_EXERCISE GOAL_
Return nothing but the lines from the line with "What's the underlying" through the last line of the entries that follow, copied exactly and free of pictures.

_MATERIAL TO PROCESS_
+++

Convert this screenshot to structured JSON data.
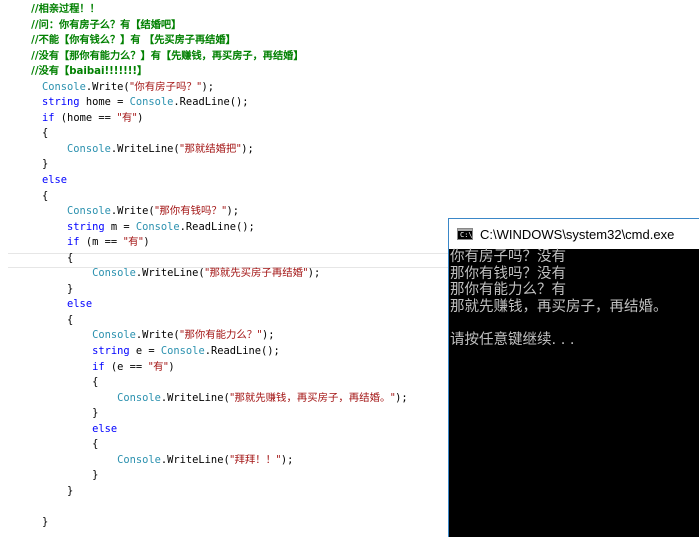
{
  "editor": {
    "lines": [
      [
        {
          "t": "    //相亲过程！！",
          "c": "cm"
        }
      ],
      [
        {
          "t": "    //问：你有房子么？有【结婚吧】",
          "c": "cm"
        }
      ],
      [
        {
          "t": "    //不能【你有钱么？】有 【先买房子再结婚】",
          "c": "cm"
        }
      ],
      [
        {
          "t": "    //没有【那你有能力么？】有【先赚钱，再买房子，再结婚】",
          "c": "cm"
        }
      ],
      [
        {
          "t": "    //没有【baibai!!!!!!!】",
          "c": "cm"
        }
      ],
      [
        {
          "t": "    ",
          "c": "tx"
        },
        {
          "t": "Console",
          "c": "ty"
        },
        {
          "t": ".Write(",
          "c": "tx"
        },
        {
          "t": "\"你有房子吗？\"",
          "c": "st"
        },
        {
          "t": ");",
          "c": "tx"
        }
      ],
      [
        {
          "t": "    ",
          "c": "tx"
        },
        {
          "t": "string",
          "c": "kw"
        },
        {
          "t": " home = ",
          "c": "tx"
        },
        {
          "t": "Console",
          "c": "ty"
        },
        {
          "t": ".ReadLine();",
          "c": "tx"
        }
      ],
      [
        {
          "t": "    ",
          "c": "tx"
        },
        {
          "t": "if",
          "c": "kw"
        },
        {
          "t": " (home == ",
          "c": "tx"
        },
        {
          "t": "\"有\"",
          "c": "st"
        },
        {
          "t": ")",
          "c": "tx"
        }
      ],
      [
        {
          "t": "    {",
          "c": "tx"
        }
      ],
      [
        {
          "t": "        ",
          "c": "tx"
        },
        {
          "t": "Console",
          "c": "ty"
        },
        {
          "t": ".WriteLine(",
          "c": "tx"
        },
        {
          "t": "\"那就结婚把\"",
          "c": "st"
        },
        {
          "t": ");",
          "c": "tx"
        }
      ],
      [
        {
          "t": "    }",
          "c": "tx"
        }
      ],
      [
        {
          "t": "    ",
          "c": "tx"
        },
        {
          "t": "else",
          "c": "kw"
        }
      ],
      [
        {
          "t": "    {",
          "c": "tx"
        }
      ],
      [
        {
          "t": "        ",
          "c": "tx"
        },
        {
          "t": "Console",
          "c": "ty"
        },
        {
          "t": ".Write(",
          "c": "tx"
        },
        {
          "t": "\"那你有钱吗？\"",
          "c": "st"
        },
        {
          "t": ");",
          "c": "tx"
        }
      ],
      [
        {
          "t": "        ",
          "c": "tx"
        },
        {
          "t": "string",
          "c": "kw"
        },
        {
          "t": " m = ",
          "c": "tx"
        },
        {
          "t": "Console",
          "c": "ty"
        },
        {
          "t": ".ReadLine();",
          "c": "tx"
        }
      ],
      [
        {
          "t": "        ",
          "c": "tx"
        },
        {
          "t": "if",
          "c": "kw"
        },
        {
          "t": " (m == ",
          "c": "tx"
        },
        {
          "t": "\"有\"",
          "c": "st"
        },
        {
          "t": ")",
          "c": "tx"
        }
      ],
      [
        {
          "t": "        {",
          "c": "tx"
        }
      ],
      [
        {
          "t": "            ",
          "c": "tx"
        },
        {
          "t": "Console",
          "c": "ty"
        },
        {
          "t": ".WriteLine(",
          "c": "tx"
        },
        {
          "t": "\"那就先买房子再结婚\"",
          "c": "st"
        },
        {
          "t": ");",
          "c": "tx"
        }
      ],
      [
        {
          "t": "        }",
          "c": "tx"
        }
      ],
      [
        {
          "t": "        ",
          "c": "tx"
        },
        {
          "t": "else",
          "c": "kw"
        }
      ],
      [
        {
          "t": "        {",
          "c": "tx"
        }
      ],
      [
        {
          "t": "            ",
          "c": "tx"
        },
        {
          "t": "Console",
          "c": "ty"
        },
        {
          "t": ".Write(",
          "c": "tx"
        },
        {
          "t": "\"那你有能力么？\"",
          "c": "st"
        },
        {
          "t": ");",
          "c": "tx"
        }
      ],
      [
        {
          "t": "            ",
          "c": "tx"
        },
        {
          "t": "string",
          "c": "kw"
        },
        {
          "t": " e = ",
          "c": "tx"
        },
        {
          "t": "Console",
          "c": "ty"
        },
        {
          "t": ".ReadLine();",
          "c": "tx"
        }
      ],
      [
        {
          "t": "            ",
          "c": "tx"
        },
        {
          "t": "if",
          "c": "kw"
        },
        {
          "t": " (e == ",
          "c": "tx"
        },
        {
          "t": "\"有\"",
          "c": "st"
        },
        {
          "t": ")",
          "c": "tx"
        }
      ],
      [
        {
          "t": "            {",
          "c": "tx"
        }
      ],
      [
        {
          "t": "                ",
          "c": "tx"
        },
        {
          "t": "Console",
          "c": "ty"
        },
        {
          "t": ".WriteLine(",
          "c": "tx"
        },
        {
          "t": "\"那就先赚钱，再买房子，再结婚。\"",
          "c": "st"
        },
        {
          "t": ");",
          "c": "tx"
        }
      ],
      [
        {
          "t": "            }",
          "c": "tx"
        }
      ],
      [
        {
          "t": "            ",
          "c": "tx"
        },
        {
          "t": "else",
          "c": "kw"
        }
      ],
      [
        {
          "t": "            {",
          "c": "tx"
        }
      ],
      [
        {
          "t": "                ",
          "c": "tx"
        },
        {
          "t": "Console",
          "c": "ty"
        },
        {
          "t": ".WriteLine(",
          "c": "tx"
        },
        {
          "t": "\"拜拜！！\"",
          "c": "st"
        },
        {
          "t": ");",
          "c": "tx"
        }
      ],
      [
        {
          "t": "            }",
          "c": "tx"
        }
      ],
      [
        {
          "t": "        }",
          "c": "tx"
        }
      ],
      [
        {
          "t": "",
          "c": "tx"
        }
      ],
      [
        {
          "t": "    }",
          "c": "tx"
        }
      ]
    ]
  },
  "cmd": {
    "icon_text": "C:\\",
    "title": "C:\\WINDOWS\\system32\\cmd.exe",
    "output": [
      "你有房子吗？没有",
      "那你有钱吗？没有",
      "那你有能力么？有",
      "那就先赚钱，再买房子，再结婚。",
      "",
      "请按任意键继续. . ."
    ]
  },
  "colors": {
    "comment": "#008000",
    "keyword": "#0000ff",
    "type": "#2b91af",
    "string": "#a31515",
    "console_text": "#c0c0c0",
    "console_bg": "#000000"
  }
}
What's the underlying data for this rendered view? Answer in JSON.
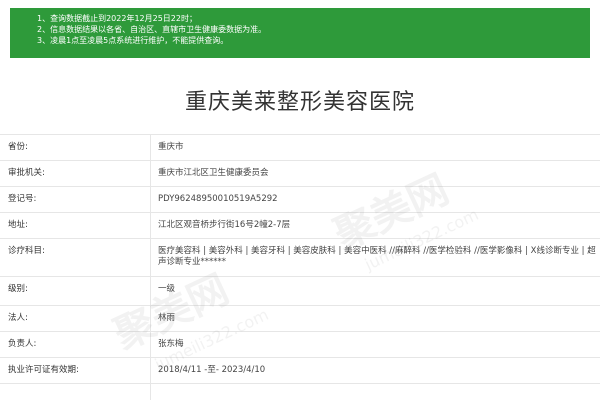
{
  "notice": {
    "lines": [
      "1、查询数据截止到2022年12月25日22时；",
      "2、信息数据结果以各省、自治区、直辖市卫生健康委数据为准。",
      "3、凌晨1点至凌晨5点系统进行维护，不能提供查询。"
    ]
  },
  "title": "重庆美莱整形美容医院",
  "rows": [
    {
      "label": "省份:",
      "value": "重庆市"
    },
    {
      "label": "审批机关:",
      "value": "重庆市江北区卫生健康委员会"
    },
    {
      "label": "登记号:",
      "value": "PDY96248950010519A5292"
    },
    {
      "label": "地址:",
      "value": "江北区观音桥步行街16号2幢2-7层"
    },
    {
      "label": "诊疗科目:",
      "value": "医疗美容科 | 美容外科 | 美容牙科 | 美容皮肤科 | 美容中医科 //麻醉科 //医学检验科 //医学影像科 | X线诊断专业 | 超声诊断专业******"
    },
    {
      "label": "级别:",
      "value": "一级"
    },
    {
      "label": "法人:",
      "value": "林雨"
    },
    {
      "label": "负责人:",
      "value": "张东梅"
    },
    {
      "label": "执业许可证有效期:",
      "value": "2018/4/11 -至- 2023/4/10"
    }
  ],
  "watermark": {
    "text": "聚美网",
    "url": "jumeili322.com"
  },
  "colors": {
    "notice_bg": "#2e9a3a",
    "border": "#e6e6e6"
  }
}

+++

_ANSWER BOX_
What's the underlying data for this rendered view? Answer in JSON.
{
  "notice": {
    "lines": [
      "1、查询数据截止到2022年12月25日22时；",
      "2、信息数据结果以各省、自治区、直辖市卫生健康委数据为准。",
      "3、凌晨1点至凌晨5点系统进行维护，不能提供查询。"
    ]
  },
  "title": "重庆美莱整形美容医院",
  "rows": [
    {
      "label": "省份:",
      "value": "重庆市"
    },
    {
      "label": "审批机关:",
      "value": "重庆市江北区卫生健康委员会"
    },
    {
      "label": "登记号:",
      "value": "PDY96248950010519A5292"
    },
    {
      "label": "地址:",
      "value": "江北区观音桥步行街16号2幢2-7层"
    },
    {
      "label": "诊疗科目:",
      "value": "医疗美容科 | 美容外科 | 美容牙科 | 美容皮肤科 | 美容中医科 //麻醉科 //医学检验科 //医学影像科 | X线诊断专业 | 超声诊断专业******"
    },
    {
      "label": "级别:",
      "value": "一级"
    },
    {
      "label": "法人:",
      "value": "林雨"
    },
    {
      "label": "负责人:",
      "value": "张东梅"
    },
    {
      "label": "执业许可证有效期:",
      "value": "2018/4/11 -至- 2023/4/10"
    }
  ],
  "watermark": {
    "text": "聚美网",
    "url": "jumeili322.com"
  },
  "colors": {
    "notice_bg": "#2e9a3a",
    "border": "#e6e6e6"
  }
}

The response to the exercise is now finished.